Baltimore's Ties to Babe Ruth
George Herman “Babe” Ruth, Jr. was born in Baltimore, in 1895. When he was only 19 years old, Ruth was recruited by Jack Dunn, the owner and manager of the Baltimore Orioles, then a minor league Red Sox team. When players started referring to him as “Jack’s newest babe,” the nickname stuck. Babe Ruth played with the Orioles for just five months before the Major League Red Sox purchased his contract.

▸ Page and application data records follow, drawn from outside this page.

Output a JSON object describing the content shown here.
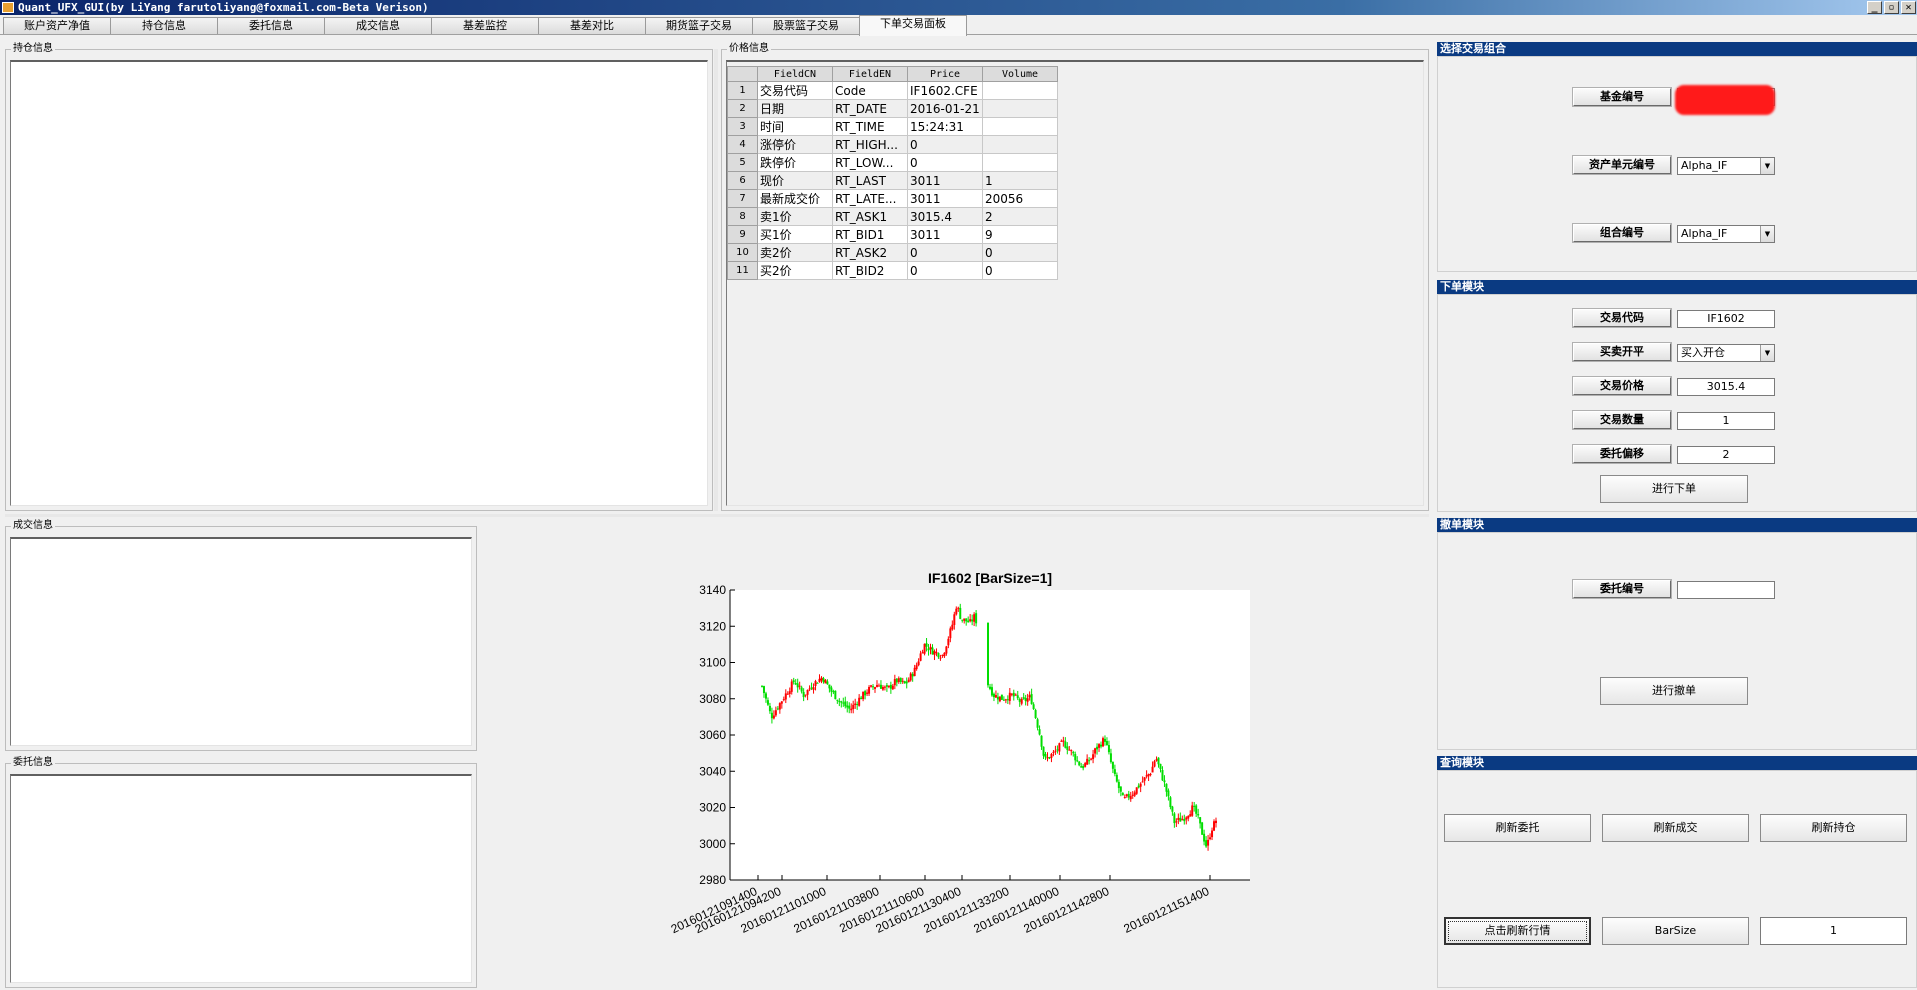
{
  "window": {
    "title": "Quant_UFX_GUI(by LiYang farutoliyang@foxmail.com-Beta Verison)",
    "app_icon": "app-icon",
    "controls": {
      "minimize": "_",
      "maximize": "▫",
      "close": "✕"
    }
  },
  "tabs": [
    "账户资产净值",
    "持仓信息",
    "委托信息",
    "成交信息",
    "基差监控",
    "基差对比",
    "期货篮子交易",
    "股票篮子交易",
    "下单交易面板"
  ],
  "active_tab": "下单交易面板",
  "positions": {
    "title": "持仓信息"
  },
  "price": {
    "title": "价格信息",
    "columns": [
      "FieldCN",
      "FieldEN",
      "Price",
      "Volume"
    ],
    "rows": [
      [
        "交易代码",
        "Code",
        "IF1602.CFE",
        ""
      ],
      [
        "日期",
        "RT_DATE",
        "2016-01-21",
        ""
      ],
      [
        "时间",
        "RT_TIME",
        "15:24:31",
        ""
      ],
      [
        "涨停价",
        "RT_HIGH...",
        "0",
        ""
      ],
      [
        "跌停价",
        "RT_LOW...",
        "0",
        ""
      ],
      [
        "现价",
        "RT_LAST",
        "3011",
        "1"
      ],
      [
        "最新成交价",
        "RT_LATE...",
        "3011",
        "20056"
      ],
      [
        "卖1价",
        "RT_ASK1",
        "3015.4",
        "2"
      ],
      [
        "买1价",
        "RT_BID1",
        "3011",
        "9"
      ],
      [
        "卖2价",
        "RT_ASK2",
        "0",
        "0"
      ],
      [
        "买2价",
        "RT_BID2",
        "0",
        "0"
      ]
    ]
  },
  "trades": {
    "title": "成交信息"
  },
  "orders": {
    "title": "委托信息"
  },
  "portfolio": {
    "header": "选择交易组合",
    "fund_label": "基金编号",
    "fund_value": "",
    "asset_unit_label": "资产单元编号",
    "asset_unit_value": "Alpha_IF",
    "combo_label": "组合编号",
    "combo_value": "Alpha_IF"
  },
  "order_entry": {
    "header": "下单模块",
    "code_label": "交易代码",
    "code_value": "IF1602",
    "side_label": "买卖开平",
    "side_value": "买入开仓",
    "price_label": "交易价格",
    "price_value": "3015.4",
    "qty_label": "交易数量",
    "qty_value": "1",
    "offset_label": "委托偏移",
    "offset_value": "2",
    "submit": "进行下单"
  },
  "cancel": {
    "header": "撤单模块",
    "order_no_label": "委托编号",
    "order_no_value": "",
    "submit": "进行撤单"
  },
  "query": {
    "header": "查询模块",
    "refresh_orders": "刷新委托",
    "refresh_trades": "刷新成交",
    "refresh_positions": "刷新持仓",
    "refresh_quotes": "点击刷新行情",
    "barsize_label": "BarSize",
    "barsize_value": "1"
  },
  "chart_data": {
    "type": "candlestick",
    "title": "IF1602 [BarSize=1]",
    "ylim": [
      2980,
      3140
    ],
    "yticks": [
      2980,
      3000,
      3020,
      3040,
      3060,
      3080,
      3100,
      3120,
      3140
    ],
    "xticks": [
      "20160121091400",
      "20160121094200",
      "20160121101000",
      "20160121103800",
      "20160121110600",
      "20160121130400",
      "20160121133200",
      "20160121140000",
      "20160121142800",
      "20160121151400"
    ],
    "grid": false,
    "up_color": "#ff0000",
    "down_color": "#00dd00",
    "close_path": [
      [
        0.0,
        3087
      ],
      [
        0.02,
        3070
      ],
      [
        0.04,
        3078
      ],
      [
        0.07,
        3090
      ],
      [
        0.09,
        3082
      ],
      [
        0.11,
        3088
      ],
      [
        0.13,
        3092
      ],
      [
        0.15,
        3084
      ],
      [
        0.17,
        3078
      ],
      [
        0.19,
        3074
      ],
      [
        0.21,
        3080
      ],
      [
        0.23,
        3085
      ],
      [
        0.25,
        3088
      ],
      [
        0.27,
        3085
      ],
      [
        0.29,
        3090
      ],
      [
        0.31,
        3088
      ],
      [
        0.33,
        3096
      ],
      [
        0.35,
        3110
      ],
      [
        0.37,
        3106
      ],
      [
        0.39,
        3104
      ],
      [
        0.41,
        3120
      ],
      [
        0.42,
        3132
      ],
      [
        0.43,
        3124
      ],
      [
        0.45,
        3122
      ],
      [
        0.46,
        3126
      ],
      [
        0.47,
        3112
      ],
      [
        0.48,
        3092
      ],
      [
        0.5,
        3082
      ],
      [
        0.52,
        3080
      ],
      [
        0.54,
        3082
      ],
      [
        0.56,
        3078
      ],
      [
        0.58,
        3081
      ],
      [
        0.6,
        3060
      ],
      [
        0.61,
        3046
      ],
      [
        0.63,
        3050
      ],
      [
        0.65,
        3056
      ],
      [
        0.67,
        3050
      ],
      [
        0.69,
        3042
      ],
      [
        0.71,
        3047
      ],
      [
        0.72,
        3052
      ],
      [
        0.74,
        3058
      ],
      [
        0.76,
        3038
      ],
      [
        0.78,
        3024
      ],
      [
        0.8,
        3028
      ],
      [
        0.82,
        3034
      ],
      [
        0.84,
        3040
      ],
      [
        0.85,
        3048
      ],
      [
        0.87,
        3032
      ],
      [
        0.89,
        3012
      ],
      [
        0.91,
        3014
      ],
      [
        0.93,
        3020
      ],
      [
        0.94,
        3015
      ],
      [
        0.95,
        3006
      ],
      [
        0.96,
        2998
      ],
      [
        0.97,
        3008
      ],
      [
        0.98,
        3013
      ]
    ]
  }
}
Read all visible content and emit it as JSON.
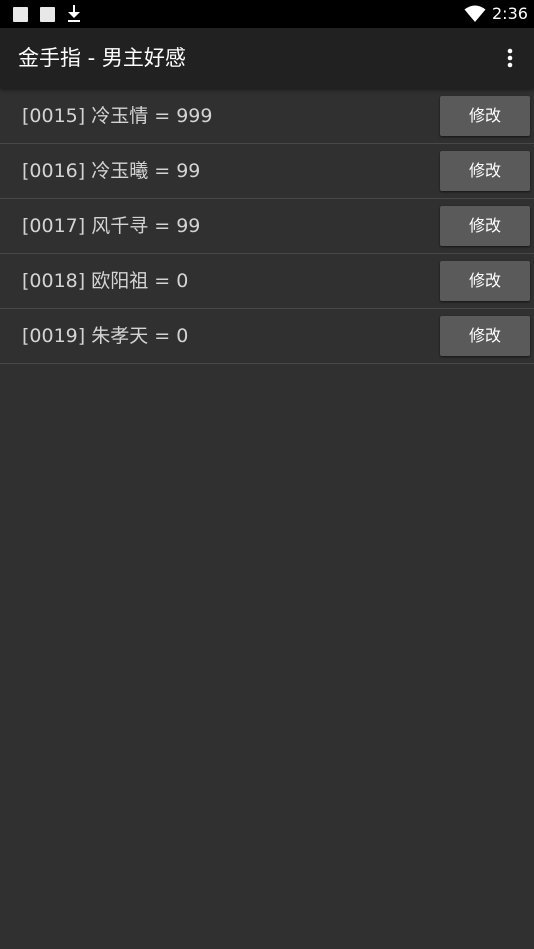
{
  "status_bar": {
    "time": "2:36",
    "icons": [
      "notification-square-icon",
      "notification-square-icon",
      "download-icon",
      "wifi-icon"
    ],
    "background": "#000000"
  },
  "app_bar": {
    "title": "金手指 - 男主好感",
    "menu_icon": "more-vert-icon",
    "background": "#212121"
  },
  "list": {
    "items": [
      {
        "label": "[0015] 冷玉情 = 999",
        "button": "修改"
      },
      {
        "label": "[0016] 冷玉曦 = 99",
        "button": "修改"
      },
      {
        "label": "[0017] 风千寻 = 99",
        "button": "修改"
      },
      {
        "label": "[0018] 欧阳祖 = 0",
        "button": "修改"
      },
      {
        "label": "[0019] 朱孝天 = 0",
        "button": "修改"
      }
    ]
  },
  "colors": {
    "page_background": "#303030",
    "button_background": "#5a5a5a",
    "label_text": "#d4d4d4",
    "divider": "#484848"
  }
}
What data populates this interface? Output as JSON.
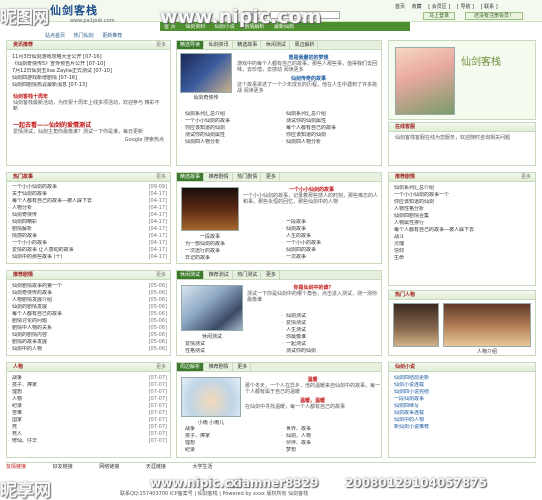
{
  "watermark": {
    "top_left": "昵图网",
    "top_url": "www.nipic.com",
    "bottom_left": "昵享网",
    "bottom_url": "www.nipic.cn",
    "bottom_author": "xiamner8329",
    "bottom_date": "20080129104057875"
  },
  "logo": {
    "title": "仙剑客栈",
    "subtitle": "www.pa1pub.com"
  },
  "search": {
    "select": "标题",
    "button": "搜索"
  },
  "toplinks": [
    "首页",
    "收藏",
    "[ 会员区 ]",
    "[ 导航 ]",
    "[ 联系 ]"
  ],
  "topbuttons": {
    "login": "马上登录",
    "reg": "还没有注册会员！"
  },
  "nav": [
    "首 页",
    "仙剑资料",
    "仙剑小说",
    "剧情解析",
    "最新仙剑"
  ],
  "subnav": [
    "站点首页",
    "热门仙剑",
    "更新推荐"
  ],
  "box_news": {
    "title": "资讯推荐",
    "more": "更多",
    "items": [
      {
        "t": "11月3日仙剑游戏攻略大全公开 [07-16]"
      },
      {
        "t": "《仙剑奇侠传5》宣传预告片公开 [07-10]"
      },
      {
        "t": "7月12日仙剑五lisa Zaylia正式测试 [07-10]"
      },
      {
        "t": "仙剑四游戏新增剧情 [07-16]"
      },
      {
        "t": "仙剑四剧情热议最新消息 [07-13]"
      }
    ],
    "headline": "仙剑客栈十周年",
    "text": "仙剑客栈最新活动，为庆祝十周年上线多项活动，欢迎参与 精彩不断",
    "headline2": "一起去看——仙剑的爱情测试",
    "text2": "爱情测试，仙剑主角你最像谁？测试一下你是谁，每日更新",
    "adtext": "Google 搜索热点"
  },
  "box_guide": {
    "title": "精选导读",
    "tabs": [
      "仙剑资讯",
      "精选故事",
      "休闲测试",
      "周边解析"
    ],
    "feature_title": "曾是我最初的梦想",
    "feature_text": "游戏中的每个人都有自己的故事，那些人那些事，值得我们去回味，去珍惜，去感动 阅读更多",
    "feature_title2": "仙剑传奇的故事",
    "feature_text2": "这个故事讲述了一个少年成长的历程，他在人生中遇到了许多挑战 阅读更多",
    "caption": "仙剑奇侠传",
    "items_left": [
      {
        "t": "仙剑系列汇总介绍"
      },
      {
        "t": "一个小小仙剑的故事"
      },
      {
        "t": "你应该知道的仙剑"
      },
      {
        "t": "测试你的仙剑属性"
      },
      {
        "t": "仙剑四人物分析"
      }
    ],
    "items_right": [
      {
        "t": "仙剑系列汇总介绍"
      },
      {
        "t": "测试你的仙剑属性"
      },
      {
        "t": "每个人都有自己的故事"
      },
      {
        "t": "你应该知道的仙剑"
      },
      {
        "t": "仙剑四人物分析"
      }
    ]
  },
  "box_right_top": {
    "title": "在线客服",
    "caption": "仙剑客栈",
    "text": "仙剑客栈客服在线为您服务，欢迎随时咨询相关问题"
  },
  "box_recommend": {
    "title": "推荐剧情",
    "more": "更多",
    "items": [
      {
        "t": "仙剑系列汇总介绍"
      },
      {
        "t": "一个小小仙剑的故事一个"
      },
      {
        "t": "你应该知道的仙剑"
      },
      {
        "t": "人物性格分析"
      },
      {
        "t": "仙剑四剧情合集"
      },
      {
        "t": "人物属性排行"
      },
      {
        "t": "每个人都有自己的故事—被人踩下去"
      },
      {
        "t": "战斗"
      },
      {
        "t": "灵魂"
      },
      {
        "t": "信仰"
      },
      {
        "t": "生命"
      }
    ]
  },
  "box_left2": {
    "title": "热门故事",
    "more": "更多",
    "items": [
      {
        "t": "一个小小仙剑的故事",
        "d": "[09-09]"
      },
      {
        "t": "关于仙剑的故事",
        "d": "[04-17]"
      },
      {
        "t": "每个人都有自己的故事—被人踩下去",
        "d": "[04-17]"
      },
      {
        "t": "人物分析",
        "d": "[04-17]"
      },
      {
        "t": "仙剑奇侠传",
        "d": "[04-17]"
      },
      {
        "t": "仙剑四精彩",
        "d": "[04-17]"
      },
      {
        "t": "剧情解析",
        "d": "[04-17]"
      },
      {
        "t": "情感的故事",
        "d": "[04-17]"
      },
      {
        "t": "一个小小的故事",
        "d": "[04-17]"
      },
      {
        "t": "爱情的故事 让人感动的故事",
        "d": "[04-17]"
      },
      {
        "t": "仙剑中的那些故事 (十)",
        "d": "[04-17]"
      }
    ]
  },
  "box_mid2": {
    "title": "精选故事",
    "tabs": [
      "推荐剧情",
      "热门剧情",
      "更多"
    ],
    "feature_title": "一个小小仙剑的故事",
    "feature_text": "一个小小仙剑的故事，记录着那些感人的时刻，那些难忘的人和事，那些永恒的回忆，那些仙剑中的人物",
    "caption": "一段故事",
    "items_left": [
      {
        "t": "为一部仙剑的故事"
      },
      {
        "t": "一次远行的故事"
      },
      {
        "t": "日记的故事"
      },
      {
        "t": "仙剑的故事"
      },
      {
        "t": "一个小小仙剑的故事"
      },
      {
        "t": "一次故事一生"
      }
    ],
    "items_right": [
      {
        "t": "一段故事"
      },
      {
        "t": "仙剑故事"
      },
      {
        "t": "人生的故事"
      },
      {
        "t": "一个小小的故事"
      },
      {
        "t": "仙剑四的故事"
      },
      {
        "t": "一次故事"
      }
    ]
  },
  "box_right2": {
    "title": "热门人物",
    "caption": "人物介绍"
  },
  "box_left3": {
    "title": "推荐剧情",
    "more": "更多",
    "items": [
      {
        "t": "仙剑剧情故事的第一个",
        "d": "[05-06]"
      },
      {
        "t": "仙剑奇侠传的故事",
        "d": "[05-06]"
      },
      {
        "t": "人物剧情发展介绍",
        "d": "[05-06]"
      },
      {
        "t": "仙剑的剧情发展",
        "d": "[05-06]"
      },
      {
        "t": "每个人都有自己的故事",
        "d": "[05-06]"
      },
      {
        "t": "剧情讨论的问题",
        "d": "[05-06]"
      },
      {
        "t": "剧情中人物的关系",
        "d": "[05-06]"
      },
      {
        "t": "仙剑的剧情内容",
        "d": "[05-06]"
      },
      {
        "t": "剧情的故事发展",
        "d": "[05-06]"
      },
      {
        "t": "仙剑中的人物",
        "d": "[05-06]"
      }
    ]
  },
  "box_mid3": {
    "title": "休闲测试",
    "tabs": [
      "推荐测试",
      "热门测试",
      "更多"
    ],
    "feature_title": "你是仙剑中的谁？",
    "feature_text": "测试一下你是仙剑中的哪个角色，点击进入测试，测一测你最像谁",
    "caption": "休闲测试",
    "items_left": [
      {
        "t": "爱情测试"
      },
      {
        "t": "性格测试"
      },
      {
        "t": "你的仙剑属性"
      },
      {
        "t": "你的未来"
      },
      {
        "t": "仙剑测试"
      },
      {
        "t": "你是谁"
      }
    ],
    "items_right": [
      {
        "t": "仙剑测试"
      },
      {
        "t": "爱情测试"
      },
      {
        "t": "人生测试"
      },
      {
        "t": "你最像谁"
      },
      {
        "t": "一起测试"
      },
      {
        "t": "测试你的仙剑"
      }
    ]
  },
  "box_right3": {
    "title": "仙剑小说",
    "items": [
      {
        "t": "仙剑四结局更新"
      },
      {
        "t": "仙剑小说连载"
      },
      {
        "t": "仙剑四小说完结"
      },
      {
        "t": "一段仙剑故事"
      },
      {
        "t": "仙剑四续写"
      },
      {
        "t": "仙剑故事连载"
      },
      {
        "t": "仙剑中的人物"
      },
      {
        "t": "新仙剑小说推荐"
      }
    ]
  },
  "box_left4": {
    "title": "人物",
    "more": "更多",
    "items": [
      {
        "t": "战争",
        "d": "[07-07]"
      },
      {
        "t": "孩子、捧家",
        "d": "[07-07]"
      },
      {
        "t": "理想",
        "d": "[07-07]"
      },
      {
        "t": "人物",
        "d": "[07-07]"
      },
      {
        "t": "纪录",
        "d": "[07-07]"
      },
      {
        "t": "苦难",
        "d": "[07-07]"
      },
      {
        "t": "国家",
        "d": "[07-07]"
      },
      {
        "t": "死",
        "d": "[07-07]"
      },
      {
        "t": "死人",
        "d": "[07-07]"
      },
      {
        "t": "修仙、仔华",
        "d": "[07-07]"
      }
    ]
  },
  "box_mid4": {
    "title": "周边解析",
    "tabs": [
      "推荐剧情",
      "更多"
    ],
    "caption": "小雨 小雨儿",
    "feature_title": "温暖",
    "feature_text": "那个冬天，一个人在异乡，他的温暖来自仙剑中的故事，每一个人都有属于自己的温暖",
    "feature_title2": "温暖，温暖",
    "feature_text2": "在仙剑中寻找温暖，每一个人都有自己的故事",
    "items_left": [
      {
        "t": "战争"
      },
      {
        "t": "孩子、捧家"
      },
      {
        "t": "理想"
      },
      {
        "t": "纪录"
      },
      {
        "t": "国家"
      }
    ],
    "items_right": [
      {
        "t": "世界、故事"
      },
      {
        "t": "仙剑、人物"
      },
      {
        "t": "伙伴、故事"
      },
      {
        "t": "梦想"
      },
      {
        "t": "信仰"
      }
    ]
  },
  "friend_links": {
    "label": "友情链接",
    "items": [
      "好友链接",
      "网络链接",
      "天涯链接",
      "大学生活"
    ]
  },
  "footer": "联系QQ:157403700 ICP备案号 | 仙剑客栈 | Powered by xxxx 版权所有 仙剑客栈"
}
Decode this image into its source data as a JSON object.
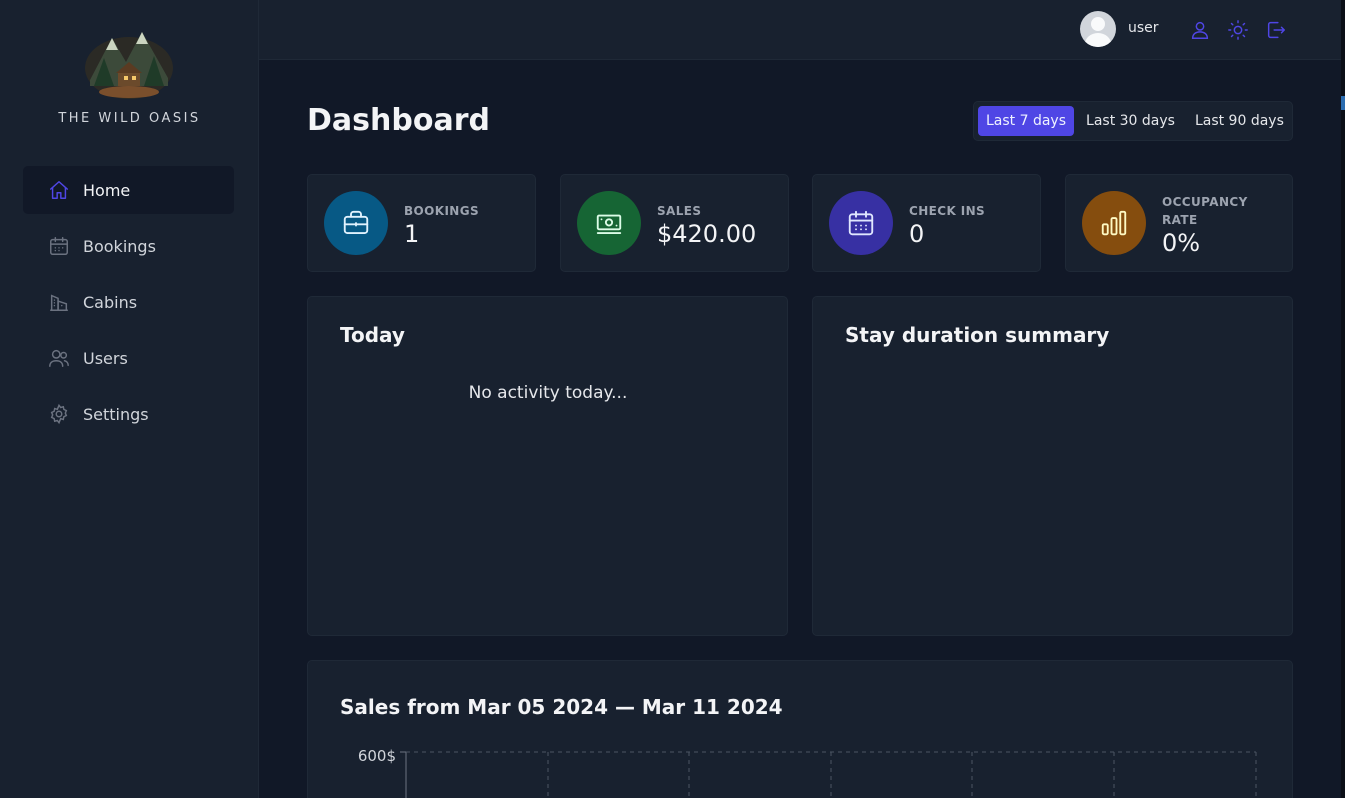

In 1967, Baltimore honored Babe Ruth when the community joined together to prevent Ruth’s historic birthplace from being demolished. No baseball fan can miss a visit to the Babe Ruth Birthplace and Museum – and it’s easy to find: just follow the 60 painted baseballs on the sidewalk to 216 Emory Street, a short walk from Camden Yards, then Camden Station.
Today's Baltimore Orioles
In September 1953, the St. Louis Browns moved to Baltimore after several dismal seasons and a drop in attendance. Renamed the Baltimore Orioles, after the black and orange state bird of Maryland, the team didn't perform much better - but the O's definitely attracted Baltimore baseball fans.
Things began looking up for the Birds in the late 50s, and by 1961, fans were rewarded with seeing Jim Gentile set 11 team records. The Baltimore Orioles finished the season 95-67-1.
Since 1966, the Orioles have won:
- Three World Series Championships (1966, 1970 and 1983)
- Seven American League Pennants (1944, 1966, 1969, 1970, 1971, 1979 and 1983)
- Nine Eastern Division Titles (1969, 1970, 1971, 1973, 1974, 1979, 1983 and 1997, 2014)
Baltimore Orioles Baseball Hall-of-Famers
Luis Aparicio, Roger Bresnahan, Reggie Jackson, Joe Kelley, George Kell, Joe McGinnity, Eddie Murray, Jim Palmer, Robin Roberts, Brooks Robinson, Frank Robinson and Hoyt Wilhelm - all Baltimore Oriole's players - have been inducted into The National Baseball Hall of Fame in Cooperstown, N.Y.
But let's not forget fan-favorite and hometown hero, Cal Ripken,Jr., who also has his own spot in the Cooperstown Hall of Fame. Nicknamed "Iron Man," Calvin Edward Ripken, Jr. played in 2,632 straight games in Major League Baseball. Born in Havre de Grace, Maryland, he spent his entire career with the Baltimore Orioles.
Plan a Trip to See a Baltimore Orioles Game
When you're in town, be sure to catch a Baltimore Orioles baseball game at Oriole Park at Camden Yards.